“When a child enters Metro to utilize our Diagnostic Instruction Center, we take all of the tests and diagnostic information a child brings and, along with our evaluation, we create an Individual Educational Plan,” Nancy Stubblefield, director of Metro’s Diagnostic Instruction Center, explained.
“Our kids are not in self-contained, special needs classrooms, but are instead in regular classrooms. We look at the whole picture. Sometimes the child does need a smaller class size for English and math, but in social studies and science the child is in our mainstream classes. They never feel separated and participate and learn like the rest of their classmates.”

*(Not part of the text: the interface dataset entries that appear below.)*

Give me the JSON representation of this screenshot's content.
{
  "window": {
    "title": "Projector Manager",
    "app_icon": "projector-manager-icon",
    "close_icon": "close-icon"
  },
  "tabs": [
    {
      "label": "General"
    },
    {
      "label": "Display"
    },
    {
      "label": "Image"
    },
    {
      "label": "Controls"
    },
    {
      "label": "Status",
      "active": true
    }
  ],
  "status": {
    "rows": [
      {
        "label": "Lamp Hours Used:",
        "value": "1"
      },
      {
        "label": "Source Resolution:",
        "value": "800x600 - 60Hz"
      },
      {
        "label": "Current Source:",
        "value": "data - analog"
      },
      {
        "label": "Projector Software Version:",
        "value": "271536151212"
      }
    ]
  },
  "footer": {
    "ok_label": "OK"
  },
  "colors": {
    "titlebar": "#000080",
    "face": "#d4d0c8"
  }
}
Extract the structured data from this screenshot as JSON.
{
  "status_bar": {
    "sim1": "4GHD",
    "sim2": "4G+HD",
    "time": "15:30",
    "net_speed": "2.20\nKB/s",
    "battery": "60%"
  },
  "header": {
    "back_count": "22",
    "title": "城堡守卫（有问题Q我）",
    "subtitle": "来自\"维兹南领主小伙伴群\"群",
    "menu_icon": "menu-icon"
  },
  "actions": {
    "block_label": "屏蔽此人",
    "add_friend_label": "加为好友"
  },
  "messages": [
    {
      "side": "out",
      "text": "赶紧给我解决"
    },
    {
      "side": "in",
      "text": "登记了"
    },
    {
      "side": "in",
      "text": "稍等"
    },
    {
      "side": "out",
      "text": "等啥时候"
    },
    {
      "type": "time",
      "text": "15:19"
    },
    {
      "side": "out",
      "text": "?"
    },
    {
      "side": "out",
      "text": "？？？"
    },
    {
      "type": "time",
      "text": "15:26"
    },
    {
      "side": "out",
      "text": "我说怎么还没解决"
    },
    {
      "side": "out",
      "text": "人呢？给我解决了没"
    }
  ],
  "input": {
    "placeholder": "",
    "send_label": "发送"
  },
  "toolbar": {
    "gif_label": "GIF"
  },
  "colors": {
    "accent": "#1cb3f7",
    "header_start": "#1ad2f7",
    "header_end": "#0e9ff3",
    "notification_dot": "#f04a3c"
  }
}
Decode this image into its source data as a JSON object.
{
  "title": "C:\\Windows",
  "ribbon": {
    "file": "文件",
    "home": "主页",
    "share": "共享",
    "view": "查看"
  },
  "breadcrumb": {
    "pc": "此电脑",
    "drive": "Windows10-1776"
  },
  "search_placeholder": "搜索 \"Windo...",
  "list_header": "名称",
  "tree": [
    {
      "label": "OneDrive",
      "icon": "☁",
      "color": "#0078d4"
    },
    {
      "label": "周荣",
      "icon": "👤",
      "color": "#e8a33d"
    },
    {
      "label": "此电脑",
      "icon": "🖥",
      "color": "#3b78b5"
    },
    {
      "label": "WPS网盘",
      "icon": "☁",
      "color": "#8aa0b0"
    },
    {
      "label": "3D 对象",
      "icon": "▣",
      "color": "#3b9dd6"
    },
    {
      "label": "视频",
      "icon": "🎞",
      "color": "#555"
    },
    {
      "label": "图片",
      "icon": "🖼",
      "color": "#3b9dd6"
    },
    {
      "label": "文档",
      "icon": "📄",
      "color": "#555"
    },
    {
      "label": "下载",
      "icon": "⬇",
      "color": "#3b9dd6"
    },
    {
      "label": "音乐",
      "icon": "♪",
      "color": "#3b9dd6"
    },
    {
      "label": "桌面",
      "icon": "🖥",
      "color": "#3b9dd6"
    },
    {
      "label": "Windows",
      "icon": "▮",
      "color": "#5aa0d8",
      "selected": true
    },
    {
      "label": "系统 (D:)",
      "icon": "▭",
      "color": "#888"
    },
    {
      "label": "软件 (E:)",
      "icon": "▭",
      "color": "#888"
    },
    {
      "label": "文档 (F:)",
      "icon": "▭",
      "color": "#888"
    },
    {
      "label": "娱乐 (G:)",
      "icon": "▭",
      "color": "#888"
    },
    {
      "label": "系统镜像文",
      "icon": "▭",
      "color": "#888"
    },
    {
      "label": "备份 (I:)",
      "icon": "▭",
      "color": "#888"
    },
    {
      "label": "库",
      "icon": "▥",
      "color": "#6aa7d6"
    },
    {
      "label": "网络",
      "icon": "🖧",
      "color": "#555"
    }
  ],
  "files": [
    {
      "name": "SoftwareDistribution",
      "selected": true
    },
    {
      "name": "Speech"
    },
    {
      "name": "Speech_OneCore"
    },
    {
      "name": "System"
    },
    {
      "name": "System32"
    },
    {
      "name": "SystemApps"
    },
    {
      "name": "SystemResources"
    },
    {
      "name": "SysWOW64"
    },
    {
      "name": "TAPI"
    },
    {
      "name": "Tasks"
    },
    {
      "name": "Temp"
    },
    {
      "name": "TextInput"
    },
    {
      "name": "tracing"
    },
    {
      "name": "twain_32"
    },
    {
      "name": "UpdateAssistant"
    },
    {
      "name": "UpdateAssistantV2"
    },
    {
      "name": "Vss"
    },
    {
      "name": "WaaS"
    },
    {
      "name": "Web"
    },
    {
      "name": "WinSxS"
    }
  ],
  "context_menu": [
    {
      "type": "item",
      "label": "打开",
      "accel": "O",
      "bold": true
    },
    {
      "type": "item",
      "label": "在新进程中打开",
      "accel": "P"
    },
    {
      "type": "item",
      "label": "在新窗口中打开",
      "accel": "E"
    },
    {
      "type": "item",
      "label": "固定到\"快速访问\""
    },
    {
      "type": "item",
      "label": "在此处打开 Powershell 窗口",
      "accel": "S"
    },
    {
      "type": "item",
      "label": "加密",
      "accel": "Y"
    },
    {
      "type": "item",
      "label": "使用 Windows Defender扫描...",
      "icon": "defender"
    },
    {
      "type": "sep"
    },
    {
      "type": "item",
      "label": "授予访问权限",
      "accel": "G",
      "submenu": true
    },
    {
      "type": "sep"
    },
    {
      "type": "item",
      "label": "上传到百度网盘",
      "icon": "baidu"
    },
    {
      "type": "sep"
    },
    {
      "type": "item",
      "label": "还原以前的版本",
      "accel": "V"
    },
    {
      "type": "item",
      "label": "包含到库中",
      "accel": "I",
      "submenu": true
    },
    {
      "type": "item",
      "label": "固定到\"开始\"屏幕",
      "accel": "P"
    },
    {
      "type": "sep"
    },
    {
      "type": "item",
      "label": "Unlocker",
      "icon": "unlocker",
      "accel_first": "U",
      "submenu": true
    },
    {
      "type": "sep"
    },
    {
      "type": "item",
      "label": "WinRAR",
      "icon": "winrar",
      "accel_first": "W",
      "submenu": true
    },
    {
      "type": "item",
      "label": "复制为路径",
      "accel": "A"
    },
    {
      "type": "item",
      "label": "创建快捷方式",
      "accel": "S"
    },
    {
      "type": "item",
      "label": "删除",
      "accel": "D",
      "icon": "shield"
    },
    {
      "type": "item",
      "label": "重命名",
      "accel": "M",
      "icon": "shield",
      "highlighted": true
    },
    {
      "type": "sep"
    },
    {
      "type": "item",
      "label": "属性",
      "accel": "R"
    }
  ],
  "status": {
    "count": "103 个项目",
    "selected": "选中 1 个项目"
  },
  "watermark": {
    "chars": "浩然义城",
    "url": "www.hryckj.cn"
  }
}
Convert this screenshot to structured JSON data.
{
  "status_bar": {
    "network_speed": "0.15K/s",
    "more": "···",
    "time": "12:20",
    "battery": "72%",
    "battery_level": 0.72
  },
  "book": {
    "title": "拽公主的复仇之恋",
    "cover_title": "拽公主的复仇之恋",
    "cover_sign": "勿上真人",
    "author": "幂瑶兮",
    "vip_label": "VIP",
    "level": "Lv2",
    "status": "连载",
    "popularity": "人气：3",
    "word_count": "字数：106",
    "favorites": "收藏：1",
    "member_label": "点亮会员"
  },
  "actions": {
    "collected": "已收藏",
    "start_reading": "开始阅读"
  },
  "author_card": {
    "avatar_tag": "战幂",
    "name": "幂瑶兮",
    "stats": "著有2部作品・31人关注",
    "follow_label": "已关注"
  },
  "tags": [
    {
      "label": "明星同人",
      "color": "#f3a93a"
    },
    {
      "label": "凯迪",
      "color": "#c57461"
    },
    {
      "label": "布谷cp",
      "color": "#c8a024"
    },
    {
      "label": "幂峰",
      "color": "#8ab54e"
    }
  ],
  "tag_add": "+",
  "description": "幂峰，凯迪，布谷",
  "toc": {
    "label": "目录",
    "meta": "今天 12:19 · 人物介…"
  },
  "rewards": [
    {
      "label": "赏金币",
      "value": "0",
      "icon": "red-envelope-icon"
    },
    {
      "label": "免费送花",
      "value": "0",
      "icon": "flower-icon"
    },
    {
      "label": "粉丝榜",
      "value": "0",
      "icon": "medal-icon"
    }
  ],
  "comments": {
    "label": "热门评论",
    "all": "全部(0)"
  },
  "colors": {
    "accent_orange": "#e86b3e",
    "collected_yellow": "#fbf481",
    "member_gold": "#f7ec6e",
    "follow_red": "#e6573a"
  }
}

Andrea Kersey, a Tulsa mother of an 18-year-old son with high functioning autism believes socialization with regular students is very important for special needs kids. “Some will argue that special needs students attending a private school geared specifically for them doesn’t give them the opportunity to interact with regular educational peers. My son, Ryan, works hard to be social. It’s difficult for him, but with practice it’s a skill he is trying to master.”
Ryan has attended both public and private schools in Tulsa. He is now home schooled with two other students with special needs by a teacher who rents out the second quarter of a home in mid-town. “Ryan has jumped three reading levels since last year. He is developing friendships and is not made fun of because of his language impairment. We won’t qualify for the scholarship, but it is worth the cost of tuition for him to flourish.
“Some of the public schools are doing a great job, but they have their limitations. The large districts have many services but those schools are so large and overwhelming to most of these kids, they just fall through the cracks. Some of these students need to be in a different environment that gives them the security to feel safe and good about themselves in order for them to reach their potential,” she said.
“I fully supported HB3393 because parents like myself deserve an alternative for our kids,” Kersey said. “We should be able to provide our children with the best possible education and environment that fits their needs.”
Yet Kersey added, “The disappointing factor in HB3393 is that the funds cannot assist those that have spent their time in the public school system but are now in private or home school situations.“
Kersey is working daily on the creation of Heartland Academy, a special needs private, year around school to serve students grades 6 -12 who have autism spectrum disorder. Heartland will offer a unique curriculum where students are paired with mentors and a student’s curriculum and schedule can be tailored to their individual needs.
“We now have 40 parents waiting on the enrollment waiting list and I receive calls daily. My hope is that there will be more schools to support the amount of students needing a different opportunity,” Kersey said. “It really boils down to the fact that people just deserve a choice to make a decision that affects their child’s future.”
With the enactment of the special needs scholarship program in Oklahoma, will Tulsa see a growth in private schools designed to serve students with special needs?
“Based on the activity that has occurred in other states, such as Florida that has had legislation like this for many years, I do anticipate a growing number of start- up schools, “ Kimbrough said.
Saints Peter and Paul Catholic School
Town & Country School
Metro Christian Academy
Saint Pius X Catholic School
Victory Christian School
Immanuel Lutheran Christian Academy (Broken Arrow)
Summit Christian Academy (Broken Arrow)